ONE NIGHT ONLY on June 18, 2014 to see this classic 1954 movie Godzilla in
its new 60th anniversary restoration, at the Loft Cinema, 3233 E. Speedway Blvd. Regular admission prices apply.
I know lots of people have been seeing the new 2014 Godzilla blockbuster (not me yet), but don’t miss the original, 7 p.m. on June 18.

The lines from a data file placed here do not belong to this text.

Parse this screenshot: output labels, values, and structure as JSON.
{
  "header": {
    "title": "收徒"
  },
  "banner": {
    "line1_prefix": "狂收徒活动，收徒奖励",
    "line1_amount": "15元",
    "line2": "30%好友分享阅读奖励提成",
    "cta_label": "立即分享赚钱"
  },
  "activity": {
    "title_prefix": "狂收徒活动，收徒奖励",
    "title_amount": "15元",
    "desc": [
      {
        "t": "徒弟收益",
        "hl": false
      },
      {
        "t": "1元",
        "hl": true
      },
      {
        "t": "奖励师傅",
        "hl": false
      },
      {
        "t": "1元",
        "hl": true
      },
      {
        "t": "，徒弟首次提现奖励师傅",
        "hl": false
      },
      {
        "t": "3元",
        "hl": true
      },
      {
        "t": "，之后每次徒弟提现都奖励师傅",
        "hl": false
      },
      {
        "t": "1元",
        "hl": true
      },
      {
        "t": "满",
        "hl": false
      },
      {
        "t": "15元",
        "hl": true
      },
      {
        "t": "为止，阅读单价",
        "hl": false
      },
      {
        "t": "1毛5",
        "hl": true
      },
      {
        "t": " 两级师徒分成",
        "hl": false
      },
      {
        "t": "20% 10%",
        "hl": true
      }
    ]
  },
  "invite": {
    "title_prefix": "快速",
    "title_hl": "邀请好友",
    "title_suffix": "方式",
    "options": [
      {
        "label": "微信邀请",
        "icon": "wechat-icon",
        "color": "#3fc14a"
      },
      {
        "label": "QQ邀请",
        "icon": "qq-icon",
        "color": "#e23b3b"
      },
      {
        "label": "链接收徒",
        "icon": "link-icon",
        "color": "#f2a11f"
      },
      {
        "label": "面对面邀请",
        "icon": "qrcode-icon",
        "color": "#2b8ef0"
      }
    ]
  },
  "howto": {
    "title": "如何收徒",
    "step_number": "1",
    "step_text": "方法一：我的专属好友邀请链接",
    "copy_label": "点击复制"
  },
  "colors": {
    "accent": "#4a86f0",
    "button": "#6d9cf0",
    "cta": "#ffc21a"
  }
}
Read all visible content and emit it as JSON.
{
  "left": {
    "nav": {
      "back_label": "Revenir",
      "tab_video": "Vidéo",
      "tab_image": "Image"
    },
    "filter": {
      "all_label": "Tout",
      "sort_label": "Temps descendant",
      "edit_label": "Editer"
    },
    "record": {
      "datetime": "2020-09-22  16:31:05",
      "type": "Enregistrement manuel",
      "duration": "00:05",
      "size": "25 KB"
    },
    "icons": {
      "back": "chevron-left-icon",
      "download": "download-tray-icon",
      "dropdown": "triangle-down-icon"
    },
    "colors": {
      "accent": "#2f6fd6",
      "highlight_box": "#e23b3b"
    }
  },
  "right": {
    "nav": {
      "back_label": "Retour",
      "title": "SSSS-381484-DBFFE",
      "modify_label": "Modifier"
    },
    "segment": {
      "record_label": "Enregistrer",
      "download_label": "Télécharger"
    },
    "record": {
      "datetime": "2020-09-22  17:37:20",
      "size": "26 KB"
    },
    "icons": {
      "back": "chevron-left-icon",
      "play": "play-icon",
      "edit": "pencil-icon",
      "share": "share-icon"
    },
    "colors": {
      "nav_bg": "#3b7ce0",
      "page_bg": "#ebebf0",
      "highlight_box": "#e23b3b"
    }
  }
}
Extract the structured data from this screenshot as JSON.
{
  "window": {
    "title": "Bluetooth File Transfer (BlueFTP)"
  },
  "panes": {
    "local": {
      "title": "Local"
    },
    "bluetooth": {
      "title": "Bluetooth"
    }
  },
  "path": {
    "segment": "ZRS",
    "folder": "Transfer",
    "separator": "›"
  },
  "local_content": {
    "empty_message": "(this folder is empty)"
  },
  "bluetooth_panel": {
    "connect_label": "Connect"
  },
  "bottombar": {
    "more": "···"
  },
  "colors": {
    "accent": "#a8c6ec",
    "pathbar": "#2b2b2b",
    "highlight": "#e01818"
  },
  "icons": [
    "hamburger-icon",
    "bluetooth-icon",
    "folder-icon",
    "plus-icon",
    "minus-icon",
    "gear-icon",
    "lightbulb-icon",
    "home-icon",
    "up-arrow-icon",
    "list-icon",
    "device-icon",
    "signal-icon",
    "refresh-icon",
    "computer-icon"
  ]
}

Rejoice, man-in-a-rubber-monster-suit fans! Sixty years after first trampling his way into the collective consciousness (and with a blockbuster Hollywood reboot in theatres this summer), the primordial behemoth known as Godzilla returns in a stunning new 60th anniversary DCP restoration of director Ishiro Honda’s pointedly allegorical 1954 monster movie. While the great Japanese films of the 1950s like Rashoman, Ugetsu and Seven Samurai have long been revered in the US as major works of art, Japan’s biggest domestic hit of that decade, Godzilla (also known in its homeland as Gojira), has been fondly remembered here as a camp classic of epic proportions. But that’s because it’s long been known only in a butchered US release version re-titled Godzilla: King of the Monsters, which deleted 40 minutes of the Japanese original – it’s very heart – and awkwardly added atrocious dubbing and poorly-matched, shot-in-Hollywood scenes of a pre-Perry Mason Raymond Burr observing the action from the sidelines.Leaving less than an hour of the original’s 98 minutes, the cuts eliminated entirely the original film’s strong anti-nuclear theme – with Godzilla seen as a radiation-fueled metaphor for the bombings of Hiroshima and Nagasaki – and oddly, all of its biting black humor. Directed by the great Ishiro Honda, who later went on to make such other classics of kaiju eiga (“strange creature movies”), as Rodan, Mothra and The H-Man, the original version of Godzilla features more scenes with the real (human) star of the film, Kurosawa-regular Takashi Shimura (who was also theSeven Samurai leader that same year), as well as more of the beloved “suitmation” special effects by legendary effects artist Eiji Tsuburaya. Spawning six decades of sequels, remakes and rip-offs – not to mention generations of rabid fans – the original Godzilla remains as thrilling and chilling as ever! (Dir. by Ishiro Honda, 1954, Japan, in Japanese with subtitles, 98 mins., Not Rated, Rialto Pictures) Digital
Watch Godzilla attack Tokyo once again. Back in 1954 the population of that city must only have been around 450,000. Today it is nearly 13 million. Imagine Godzilla attacking Tokyo today as you watch this restoration film.